"You don't have to go back to that bastard. My futon's big enough for two. You can stay if you'd like, no questions asked." That was my style, my modus operandi. In a day and age when everyone normally wanted a dossier on bedmates, I made my way by not doing so. I was a little careless, but I was young. And the lure of my carefree attitude, my lack of questions in that neo-Puritan age, was an aphrodisiac that I'd used to good measure.
I thought that she was going to cry. Finally she looked down and kissed my hand. "I'd like that."
We caught a cab, then walked the short distance up to my little one bedroom apartment. I'd left something playing on the CD when I left, vintage Tangerine Dream, I think, and it was still playing on repeat when I opened the door.
I kissed her again as soon as the door was closed and she kissed me back with surprising strength. Her neck was smooth and carried the lingering traces of an expensive perfume. She didn't object when I unbuttoned her top button and traced her clavicle with kisses.
We left our clothes lying by the door.
I still remember looking up at her in the nightlight's glow, sheened in passion's sweat and panting as she and I made love. In that moment I truly cared for her, and gloried in her breasts, the swell of her midriff, her hair hanging down as she bent to kiss me. She was beautiful, magnificent, and wonderful as lust and passion and loneliness drove us both to a crescendo in life's oldest dance.
She was on the pill. I hadn't used a condom; it was part of my style, and like Anna from the previous week she seemed to be a 'nice girl.' When we finished we lay entangled in each other while we gently traced the lines of each otherís faces. Finally I disentangled myself and went to the bathroom to quickly shower.

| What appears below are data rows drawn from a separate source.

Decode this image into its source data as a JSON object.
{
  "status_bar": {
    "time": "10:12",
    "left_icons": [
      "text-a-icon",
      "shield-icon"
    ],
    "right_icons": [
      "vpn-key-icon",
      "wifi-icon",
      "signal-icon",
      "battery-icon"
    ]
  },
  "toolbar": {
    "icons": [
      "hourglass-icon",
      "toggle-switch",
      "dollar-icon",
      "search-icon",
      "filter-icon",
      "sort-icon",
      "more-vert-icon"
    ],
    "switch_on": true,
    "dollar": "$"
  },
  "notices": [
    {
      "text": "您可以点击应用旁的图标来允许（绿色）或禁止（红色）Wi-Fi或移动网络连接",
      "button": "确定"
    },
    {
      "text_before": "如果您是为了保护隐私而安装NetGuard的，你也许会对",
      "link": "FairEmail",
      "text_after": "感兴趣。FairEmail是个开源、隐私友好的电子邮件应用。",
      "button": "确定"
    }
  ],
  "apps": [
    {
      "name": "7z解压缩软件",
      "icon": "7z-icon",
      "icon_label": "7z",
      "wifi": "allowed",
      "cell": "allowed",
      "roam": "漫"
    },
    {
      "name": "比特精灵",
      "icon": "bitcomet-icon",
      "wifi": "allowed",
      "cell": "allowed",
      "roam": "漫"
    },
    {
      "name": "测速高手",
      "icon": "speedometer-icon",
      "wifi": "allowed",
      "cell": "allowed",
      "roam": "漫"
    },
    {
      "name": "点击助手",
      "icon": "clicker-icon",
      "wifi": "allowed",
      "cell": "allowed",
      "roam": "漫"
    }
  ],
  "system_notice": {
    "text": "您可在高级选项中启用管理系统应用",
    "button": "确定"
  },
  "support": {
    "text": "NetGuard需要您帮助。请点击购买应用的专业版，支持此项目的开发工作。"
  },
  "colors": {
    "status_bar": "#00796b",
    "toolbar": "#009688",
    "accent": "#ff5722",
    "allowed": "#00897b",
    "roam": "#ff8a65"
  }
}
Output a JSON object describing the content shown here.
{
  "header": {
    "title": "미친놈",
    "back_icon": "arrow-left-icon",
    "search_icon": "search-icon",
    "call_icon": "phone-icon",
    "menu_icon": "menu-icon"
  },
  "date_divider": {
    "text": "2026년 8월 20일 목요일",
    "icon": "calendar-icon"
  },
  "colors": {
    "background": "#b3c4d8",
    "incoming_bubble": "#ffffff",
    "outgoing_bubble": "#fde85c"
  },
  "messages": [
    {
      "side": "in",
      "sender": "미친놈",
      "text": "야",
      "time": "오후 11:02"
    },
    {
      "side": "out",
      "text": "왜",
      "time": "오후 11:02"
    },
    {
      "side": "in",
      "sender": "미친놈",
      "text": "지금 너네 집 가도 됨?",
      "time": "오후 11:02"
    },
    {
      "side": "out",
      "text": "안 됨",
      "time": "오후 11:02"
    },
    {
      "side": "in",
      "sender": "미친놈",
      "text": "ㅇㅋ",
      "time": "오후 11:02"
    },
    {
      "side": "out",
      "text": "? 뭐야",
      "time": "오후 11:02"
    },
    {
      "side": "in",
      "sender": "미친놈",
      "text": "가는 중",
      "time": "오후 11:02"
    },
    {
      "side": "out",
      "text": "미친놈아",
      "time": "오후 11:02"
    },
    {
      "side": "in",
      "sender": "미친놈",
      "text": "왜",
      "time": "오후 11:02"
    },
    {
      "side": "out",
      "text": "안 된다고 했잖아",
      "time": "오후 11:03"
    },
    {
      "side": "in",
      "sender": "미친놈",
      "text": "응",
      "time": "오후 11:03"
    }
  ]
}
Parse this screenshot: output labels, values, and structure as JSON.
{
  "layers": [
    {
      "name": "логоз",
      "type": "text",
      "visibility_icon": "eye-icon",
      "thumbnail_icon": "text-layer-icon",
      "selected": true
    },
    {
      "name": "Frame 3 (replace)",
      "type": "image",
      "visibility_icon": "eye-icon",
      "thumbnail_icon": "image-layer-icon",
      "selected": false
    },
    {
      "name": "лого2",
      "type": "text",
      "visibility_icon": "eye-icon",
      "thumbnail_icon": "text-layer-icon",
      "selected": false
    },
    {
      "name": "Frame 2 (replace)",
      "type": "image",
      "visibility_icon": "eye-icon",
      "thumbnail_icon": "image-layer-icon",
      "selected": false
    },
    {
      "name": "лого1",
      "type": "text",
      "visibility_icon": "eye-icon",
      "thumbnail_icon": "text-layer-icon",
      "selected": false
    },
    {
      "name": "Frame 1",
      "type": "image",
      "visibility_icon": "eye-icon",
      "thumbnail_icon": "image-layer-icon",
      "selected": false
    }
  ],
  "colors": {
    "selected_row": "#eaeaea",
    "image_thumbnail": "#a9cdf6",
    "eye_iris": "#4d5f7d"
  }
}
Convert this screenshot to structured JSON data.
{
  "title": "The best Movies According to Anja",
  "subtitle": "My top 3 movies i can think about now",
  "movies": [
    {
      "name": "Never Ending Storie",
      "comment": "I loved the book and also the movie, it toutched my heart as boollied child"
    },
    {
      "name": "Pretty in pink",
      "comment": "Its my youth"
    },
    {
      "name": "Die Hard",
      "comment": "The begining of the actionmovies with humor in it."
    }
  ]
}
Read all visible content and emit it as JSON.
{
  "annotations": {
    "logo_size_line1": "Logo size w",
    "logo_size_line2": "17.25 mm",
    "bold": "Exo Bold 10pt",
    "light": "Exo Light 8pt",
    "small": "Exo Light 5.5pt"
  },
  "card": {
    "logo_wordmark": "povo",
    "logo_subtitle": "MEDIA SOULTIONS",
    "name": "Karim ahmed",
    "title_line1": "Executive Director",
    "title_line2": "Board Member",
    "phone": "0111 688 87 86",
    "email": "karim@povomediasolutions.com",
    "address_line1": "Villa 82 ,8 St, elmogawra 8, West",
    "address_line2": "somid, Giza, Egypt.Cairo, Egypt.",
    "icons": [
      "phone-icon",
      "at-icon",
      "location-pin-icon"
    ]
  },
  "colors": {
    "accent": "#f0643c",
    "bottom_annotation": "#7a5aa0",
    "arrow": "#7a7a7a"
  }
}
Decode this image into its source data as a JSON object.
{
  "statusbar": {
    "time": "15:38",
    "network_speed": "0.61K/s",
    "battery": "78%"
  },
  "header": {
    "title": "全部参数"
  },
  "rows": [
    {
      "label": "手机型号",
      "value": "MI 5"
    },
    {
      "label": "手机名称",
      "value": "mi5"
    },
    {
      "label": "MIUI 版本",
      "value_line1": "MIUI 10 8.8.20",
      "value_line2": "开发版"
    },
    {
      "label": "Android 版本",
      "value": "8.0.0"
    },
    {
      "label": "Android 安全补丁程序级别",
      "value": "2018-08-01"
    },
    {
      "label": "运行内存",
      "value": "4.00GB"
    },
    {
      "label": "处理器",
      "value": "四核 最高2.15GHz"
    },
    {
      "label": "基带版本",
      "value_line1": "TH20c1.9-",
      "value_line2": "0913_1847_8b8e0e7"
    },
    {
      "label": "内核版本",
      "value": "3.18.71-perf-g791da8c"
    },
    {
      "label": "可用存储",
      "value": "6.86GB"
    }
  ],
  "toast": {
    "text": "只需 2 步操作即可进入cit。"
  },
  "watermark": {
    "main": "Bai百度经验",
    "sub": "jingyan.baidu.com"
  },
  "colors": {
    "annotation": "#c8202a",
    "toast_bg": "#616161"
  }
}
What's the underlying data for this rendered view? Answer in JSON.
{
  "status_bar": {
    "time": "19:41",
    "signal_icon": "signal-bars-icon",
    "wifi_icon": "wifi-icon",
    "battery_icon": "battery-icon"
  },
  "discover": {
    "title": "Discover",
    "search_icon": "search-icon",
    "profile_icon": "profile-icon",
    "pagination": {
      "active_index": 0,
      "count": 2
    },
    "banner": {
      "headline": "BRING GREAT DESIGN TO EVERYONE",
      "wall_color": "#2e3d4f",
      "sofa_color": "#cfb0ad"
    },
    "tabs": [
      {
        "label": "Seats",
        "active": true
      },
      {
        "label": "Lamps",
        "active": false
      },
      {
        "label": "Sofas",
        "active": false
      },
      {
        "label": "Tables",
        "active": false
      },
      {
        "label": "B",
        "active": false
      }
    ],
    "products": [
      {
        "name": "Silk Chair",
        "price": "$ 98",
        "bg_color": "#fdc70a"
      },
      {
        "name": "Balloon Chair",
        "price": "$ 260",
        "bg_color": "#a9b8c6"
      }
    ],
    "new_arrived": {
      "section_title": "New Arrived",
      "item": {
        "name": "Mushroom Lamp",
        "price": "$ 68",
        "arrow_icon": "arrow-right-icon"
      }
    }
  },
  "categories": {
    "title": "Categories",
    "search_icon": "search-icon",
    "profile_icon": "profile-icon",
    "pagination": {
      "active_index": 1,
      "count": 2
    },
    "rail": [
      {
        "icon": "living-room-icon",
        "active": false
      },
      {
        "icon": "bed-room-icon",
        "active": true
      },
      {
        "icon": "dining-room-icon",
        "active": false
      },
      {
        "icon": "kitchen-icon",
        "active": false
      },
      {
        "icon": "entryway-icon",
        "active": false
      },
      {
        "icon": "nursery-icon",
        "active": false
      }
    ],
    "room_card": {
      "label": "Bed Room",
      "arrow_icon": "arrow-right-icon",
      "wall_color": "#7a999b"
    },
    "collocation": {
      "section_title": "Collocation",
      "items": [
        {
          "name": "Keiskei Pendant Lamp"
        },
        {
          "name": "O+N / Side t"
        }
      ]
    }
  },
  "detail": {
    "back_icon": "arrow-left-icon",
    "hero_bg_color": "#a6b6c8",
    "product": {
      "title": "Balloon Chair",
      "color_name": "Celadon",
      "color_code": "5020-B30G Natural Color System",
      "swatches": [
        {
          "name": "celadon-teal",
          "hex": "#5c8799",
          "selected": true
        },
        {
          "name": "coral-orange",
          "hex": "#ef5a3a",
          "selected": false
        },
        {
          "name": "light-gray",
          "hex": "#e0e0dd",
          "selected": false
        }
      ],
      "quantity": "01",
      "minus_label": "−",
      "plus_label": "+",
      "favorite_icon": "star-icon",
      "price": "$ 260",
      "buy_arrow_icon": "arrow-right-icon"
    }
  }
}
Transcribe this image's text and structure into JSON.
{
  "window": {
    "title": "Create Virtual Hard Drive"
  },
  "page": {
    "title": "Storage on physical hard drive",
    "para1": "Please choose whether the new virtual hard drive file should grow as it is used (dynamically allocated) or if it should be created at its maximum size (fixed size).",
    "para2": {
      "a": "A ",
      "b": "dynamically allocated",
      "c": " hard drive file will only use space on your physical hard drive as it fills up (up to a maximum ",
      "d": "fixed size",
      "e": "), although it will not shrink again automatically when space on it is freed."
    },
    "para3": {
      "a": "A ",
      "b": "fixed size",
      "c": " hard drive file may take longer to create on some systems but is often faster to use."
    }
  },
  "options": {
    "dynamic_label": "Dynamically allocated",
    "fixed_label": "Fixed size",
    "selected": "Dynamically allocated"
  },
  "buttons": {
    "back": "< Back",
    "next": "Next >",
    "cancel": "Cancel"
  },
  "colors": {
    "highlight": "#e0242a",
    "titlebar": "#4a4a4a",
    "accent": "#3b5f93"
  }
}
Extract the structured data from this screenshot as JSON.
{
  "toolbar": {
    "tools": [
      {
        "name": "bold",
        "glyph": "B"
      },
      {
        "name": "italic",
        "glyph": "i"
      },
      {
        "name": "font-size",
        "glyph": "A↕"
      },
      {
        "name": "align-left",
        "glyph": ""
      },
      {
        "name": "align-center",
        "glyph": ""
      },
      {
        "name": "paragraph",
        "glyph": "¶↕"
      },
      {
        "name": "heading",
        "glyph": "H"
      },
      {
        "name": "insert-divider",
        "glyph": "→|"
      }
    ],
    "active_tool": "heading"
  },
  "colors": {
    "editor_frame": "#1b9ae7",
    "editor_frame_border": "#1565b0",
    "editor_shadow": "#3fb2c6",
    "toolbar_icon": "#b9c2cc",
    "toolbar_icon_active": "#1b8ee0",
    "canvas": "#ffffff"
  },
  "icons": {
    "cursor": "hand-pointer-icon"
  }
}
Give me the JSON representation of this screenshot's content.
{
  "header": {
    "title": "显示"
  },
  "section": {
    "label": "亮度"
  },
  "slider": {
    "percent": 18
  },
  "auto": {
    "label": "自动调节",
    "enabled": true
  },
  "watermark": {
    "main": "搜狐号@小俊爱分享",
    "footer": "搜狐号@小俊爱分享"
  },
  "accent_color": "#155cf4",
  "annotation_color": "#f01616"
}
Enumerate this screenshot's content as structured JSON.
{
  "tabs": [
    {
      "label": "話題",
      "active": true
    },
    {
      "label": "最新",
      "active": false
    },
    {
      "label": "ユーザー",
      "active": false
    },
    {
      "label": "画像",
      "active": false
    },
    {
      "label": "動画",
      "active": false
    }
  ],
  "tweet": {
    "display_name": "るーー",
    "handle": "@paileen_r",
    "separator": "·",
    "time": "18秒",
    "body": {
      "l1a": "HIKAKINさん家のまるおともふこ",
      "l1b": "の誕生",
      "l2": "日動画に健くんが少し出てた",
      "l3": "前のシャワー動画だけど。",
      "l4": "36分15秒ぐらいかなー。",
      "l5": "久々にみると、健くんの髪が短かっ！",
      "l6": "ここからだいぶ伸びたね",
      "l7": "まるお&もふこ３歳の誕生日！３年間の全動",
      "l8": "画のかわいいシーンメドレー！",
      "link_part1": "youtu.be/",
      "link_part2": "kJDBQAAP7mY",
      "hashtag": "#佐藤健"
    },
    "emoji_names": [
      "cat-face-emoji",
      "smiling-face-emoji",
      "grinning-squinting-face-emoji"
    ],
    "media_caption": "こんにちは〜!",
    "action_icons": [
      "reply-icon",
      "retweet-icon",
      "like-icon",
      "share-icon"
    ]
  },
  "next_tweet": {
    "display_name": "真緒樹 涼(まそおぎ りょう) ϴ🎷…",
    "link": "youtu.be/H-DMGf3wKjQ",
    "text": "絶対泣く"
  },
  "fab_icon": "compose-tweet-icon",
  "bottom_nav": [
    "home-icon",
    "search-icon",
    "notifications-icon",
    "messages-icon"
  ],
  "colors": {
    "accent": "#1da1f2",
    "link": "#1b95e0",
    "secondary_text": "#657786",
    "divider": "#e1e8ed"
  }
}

I like my showers hot and stinging; I draped a fluffy towel over myself when I finished. I knew that something was wrong when I came out.
Jennifer lay on the bed, violently convulsing and vomiting blood. Dark pools stained my sheets, spreading from her face and crotch. I didn't scream, but my hands shook so hard that I had to dial 911 three times before I got through.
Anna had given me a little gift: it was a tailored retrovirus that carried a hemorrhagic fever, sort of like Ebola, but which didn't affect men, nor some women. They now know that it has something to do with the Y-chromosome that men carry, but I don't think that they yet know why some women are carriers. I don't really understand; I was a handyman and a painter, not a biologist. It wasn't her intent, of course. We had merely been caught in that new wave of terrorist attacks on the 'promiscuous Western lifestyle.'
I was convicted of murder. My lawyer tried to argue that it was unintentional manslaughter, but the prosecution convinced the judge and jury that my lifestyle, my carefree seductions, showed that my actions were premeditated. I think that they wanted to make an example of me. That was why the sentenced me to the 'humane comfort' of the Dream Machine.
I'm halfway through my sentence. I can make it, I think. I just wish that I didn't have to relive that night every time I fall asleep.
I don't want to sleep.
I don't want to dream.
copyright December 19, 2001